I don't buy the no refining capacity argument either - why not build refinieries on the sites of old ones that have closed? Toledo for example had three at one time - down to ne - yet the filed still stand vacant - or at Gladieux here in town for example - would get much less objection to reusing an existing site than a new greenfield site

Daron Aldrich
Thu, 05/01/2008 - 1:29pm

ummmm Tim they are drilling in North Dakota. All over North Dakota. North Dakota and Eastern Montana have some of the largest oil fields in North America.

Thu, 05/01/2008 - 1:41pm

It seems funny that this paper would endorse Hillary since you know all she is doing is pandering for votes. I just hope the people of Indiana realize that Hillary must think we are stupid to not realize what she is doing. There is no way Congress will approve a new tax during a political season and all John McCain wants to do is borrow the money for this gas tax holliday. Even their supporters are not behind this dumb idea.

Leo Morris
Thu, 05/01/2008 - 1:45pm

Define "pandering for votes." Can you name a candidate who has never done this?

tim zank
Thu, 05/01/2008 - 4:53pm

AJ...in r/e your question "why not build refinieries on the sites of old ones that have closed?"

They can't get permits. The EPA runs them through ten years worth of hoops...The first new refinery in this country in 30 years is being built in Arizona. They started the process in 1997 and it just this year got the state approval on their air pollution figures and output. The plant will not be operational until 2011.

Thank your legislators, environuts, the EPA and other government bureaucracies for the high price of crude and of course gasoline.
Think of the wonderful job they'll do with your health care!!!

Thu, 05/01/2008 - 5:07pm


Good news fron North Dakota:
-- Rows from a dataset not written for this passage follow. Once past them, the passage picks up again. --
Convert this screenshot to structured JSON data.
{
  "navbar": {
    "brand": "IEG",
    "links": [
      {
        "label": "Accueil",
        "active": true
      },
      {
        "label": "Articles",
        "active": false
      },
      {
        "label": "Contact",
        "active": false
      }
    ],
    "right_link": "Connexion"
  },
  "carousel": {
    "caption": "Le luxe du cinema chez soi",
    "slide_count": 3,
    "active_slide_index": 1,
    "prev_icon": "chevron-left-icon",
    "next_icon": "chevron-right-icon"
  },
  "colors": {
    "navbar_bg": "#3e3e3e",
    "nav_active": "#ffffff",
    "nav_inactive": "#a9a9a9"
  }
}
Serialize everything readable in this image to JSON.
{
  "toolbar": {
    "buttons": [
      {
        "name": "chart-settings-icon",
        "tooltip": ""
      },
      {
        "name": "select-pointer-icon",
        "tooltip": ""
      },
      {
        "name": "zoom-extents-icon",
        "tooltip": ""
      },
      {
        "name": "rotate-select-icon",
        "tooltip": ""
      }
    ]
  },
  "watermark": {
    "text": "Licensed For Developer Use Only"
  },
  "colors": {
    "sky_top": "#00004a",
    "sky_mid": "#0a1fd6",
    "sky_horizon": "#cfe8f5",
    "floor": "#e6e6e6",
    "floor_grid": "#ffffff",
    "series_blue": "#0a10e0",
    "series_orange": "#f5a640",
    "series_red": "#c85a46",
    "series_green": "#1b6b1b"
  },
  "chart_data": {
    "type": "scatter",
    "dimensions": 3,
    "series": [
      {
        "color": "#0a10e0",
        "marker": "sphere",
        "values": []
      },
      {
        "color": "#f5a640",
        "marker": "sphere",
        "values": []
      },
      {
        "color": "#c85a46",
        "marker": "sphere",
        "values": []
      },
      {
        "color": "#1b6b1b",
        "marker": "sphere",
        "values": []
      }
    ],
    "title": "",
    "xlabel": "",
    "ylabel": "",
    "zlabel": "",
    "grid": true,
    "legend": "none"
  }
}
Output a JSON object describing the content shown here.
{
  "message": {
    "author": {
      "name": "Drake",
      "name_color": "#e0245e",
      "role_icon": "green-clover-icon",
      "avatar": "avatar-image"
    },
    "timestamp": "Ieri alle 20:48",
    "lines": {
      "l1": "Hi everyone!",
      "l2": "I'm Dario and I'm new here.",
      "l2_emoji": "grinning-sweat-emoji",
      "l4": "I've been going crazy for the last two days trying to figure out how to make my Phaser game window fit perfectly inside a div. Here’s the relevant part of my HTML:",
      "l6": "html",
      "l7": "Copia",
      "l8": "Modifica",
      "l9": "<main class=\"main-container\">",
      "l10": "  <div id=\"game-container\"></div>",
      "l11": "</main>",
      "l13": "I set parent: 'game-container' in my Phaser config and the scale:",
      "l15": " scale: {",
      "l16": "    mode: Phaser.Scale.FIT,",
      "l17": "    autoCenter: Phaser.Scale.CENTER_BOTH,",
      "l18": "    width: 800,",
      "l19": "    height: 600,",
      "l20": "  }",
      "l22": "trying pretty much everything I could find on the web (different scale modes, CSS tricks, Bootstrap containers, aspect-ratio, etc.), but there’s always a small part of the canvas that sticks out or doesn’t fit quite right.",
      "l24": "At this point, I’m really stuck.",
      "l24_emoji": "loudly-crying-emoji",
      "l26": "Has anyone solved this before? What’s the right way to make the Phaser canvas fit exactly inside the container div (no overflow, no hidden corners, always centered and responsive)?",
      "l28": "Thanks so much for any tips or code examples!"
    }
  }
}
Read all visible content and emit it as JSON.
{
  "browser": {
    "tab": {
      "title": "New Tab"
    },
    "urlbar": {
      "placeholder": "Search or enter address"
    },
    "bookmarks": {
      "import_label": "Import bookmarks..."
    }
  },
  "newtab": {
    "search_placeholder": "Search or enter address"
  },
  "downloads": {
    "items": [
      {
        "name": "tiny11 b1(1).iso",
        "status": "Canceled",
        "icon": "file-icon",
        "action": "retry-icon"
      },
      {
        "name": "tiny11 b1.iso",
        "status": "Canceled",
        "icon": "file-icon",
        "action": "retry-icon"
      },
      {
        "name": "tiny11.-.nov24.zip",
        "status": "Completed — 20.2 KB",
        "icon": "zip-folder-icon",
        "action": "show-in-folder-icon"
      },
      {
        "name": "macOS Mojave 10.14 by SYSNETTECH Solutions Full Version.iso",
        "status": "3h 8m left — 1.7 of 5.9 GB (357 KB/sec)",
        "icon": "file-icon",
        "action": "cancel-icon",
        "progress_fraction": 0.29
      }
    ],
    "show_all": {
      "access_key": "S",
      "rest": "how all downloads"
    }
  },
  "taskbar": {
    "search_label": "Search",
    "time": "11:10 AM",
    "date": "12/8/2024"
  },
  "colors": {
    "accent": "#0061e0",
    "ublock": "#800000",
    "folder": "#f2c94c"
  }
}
"Estimates are anywhere from a conservative 25 billion barrels of oil in place, to a high estimate by the United States Geological Survey of 400 billion barrels of oil in the Bakken formation. Not only is the oil plentiful, but it's high quality too, 41 degree light sweet crude. The Bakken formation is a formation of black shale, siltstone, and sandstone. The formation lies beneath the Mississippian formation, Saskatchewan's current source of light sweet crude. The Bakken formation is situated beneath southeastern Saskatchewan, southwestern Manitoba, and North Dakota."

A single well in Parshall, ND is expected to yield 700,000 barrels. This is quite an oil patch! They know of 400 billion barrels down there, but some experts say that there could be far more than that.

tim zank
Thu, 05/01/2008 - 5:11pm

And Harl's 8 paragraph response begins in

Harl Delos
Thu, 05/01/2008 - 8:51pm

Tim, you were complaining that I was writing only 3 or 4 paragraphs. Make up your mind.

Gadfly, it doesn't matter how much light sweet crude is there if it can't be pumped. The oil that might eventually be recovered is oil is not 400 billion barrels, but 2.6 billion (federal estimates) or 2.1 billion barrels (state estimates.)

"What industry is mostly concerned with is to find - economically - what is going to work in the Bakken," according to Ron Ness, president of the North Dakota Petroleum Council. He said. "What we have right now is one big scientific experiment going on out there." The daily drilling reports (on the ND site) are not encouraging at all.

Fri, 05/02/2008 - 6:02pm


Who am I to believe if I cannot believe the US Geological Survey folks?

At $116 per bbl, I would think that there is lots of oil in capped fields all over the country as well as in the Bakken region that could be pumped economically, even if it takes extra refining steps.

Until a substitute for oil can be developed (and ethanol ain't it), we need to bring the crude out of our ground ...unless we are prepared to suffer third-world living conditions.